Try it.
Below are the records; restate all of them exactly.

Data.
------------------------------------------------

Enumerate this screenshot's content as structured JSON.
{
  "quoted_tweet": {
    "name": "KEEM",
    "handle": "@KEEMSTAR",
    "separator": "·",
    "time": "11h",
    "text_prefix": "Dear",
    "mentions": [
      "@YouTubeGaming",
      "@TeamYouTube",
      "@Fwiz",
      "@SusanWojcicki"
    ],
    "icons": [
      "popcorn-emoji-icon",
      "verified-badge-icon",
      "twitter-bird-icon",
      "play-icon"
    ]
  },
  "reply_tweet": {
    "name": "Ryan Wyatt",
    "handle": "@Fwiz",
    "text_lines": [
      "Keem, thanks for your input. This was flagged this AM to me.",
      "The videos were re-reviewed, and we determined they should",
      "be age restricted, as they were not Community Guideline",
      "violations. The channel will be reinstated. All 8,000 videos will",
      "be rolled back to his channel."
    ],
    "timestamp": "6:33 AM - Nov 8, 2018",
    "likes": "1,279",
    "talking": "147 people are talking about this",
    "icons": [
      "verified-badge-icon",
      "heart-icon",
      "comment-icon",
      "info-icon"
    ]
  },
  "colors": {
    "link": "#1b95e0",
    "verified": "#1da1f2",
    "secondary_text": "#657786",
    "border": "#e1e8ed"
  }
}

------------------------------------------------

Completed task.
Enumerate this screenshot's content as structured JSON.
{
  "quoted_tweet": {
    "name": "KEEM",
    "handle": "@KEEMSTAR",
    "separator": "·",
    "time": "11h",
    "text_prefix": "Dear",
    "mentions": [
      "@YouTubeGaming",
      "@TeamYouTube",
      "@Fwiz",
      "@SusanWojcicki"
    ],
    "icons": [
      "popcorn-emoji-icon",
      "verified-badge-icon",
      "twitter-bird-icon",
      "play-icon"
    ]
  },
  "reply_tweet": {
    "name": "Ryan Wyatt",
    "handle": "@Fwiz",
    "text_lines": [
      "Keem, thanks for your input. This was flagged this AM to me.",
      "The videos were re-reviewed, and we determined they should",
      "be age restricted, as they were not Community Guideline",
      "violations. The channel will be reinstated. All 8,000 videos will",
      "be rolled back to his channel."
    ],
    "timestamp": "6:33 AM - Nov 8, 2018",
    "likes": "1,279",
    "talking": "147 people are talking about this",
    "icons": [
      "verified-badge-icon",
      "heart-icon",
      "comment-icon",
      "info-icon"
    ]
  },
  "colors": {
    "link": "#1b95e0",
    "verified": "#1da1f2",
    "secondary_text": "#657786",
    "border": "#e1e8ed"
  }
}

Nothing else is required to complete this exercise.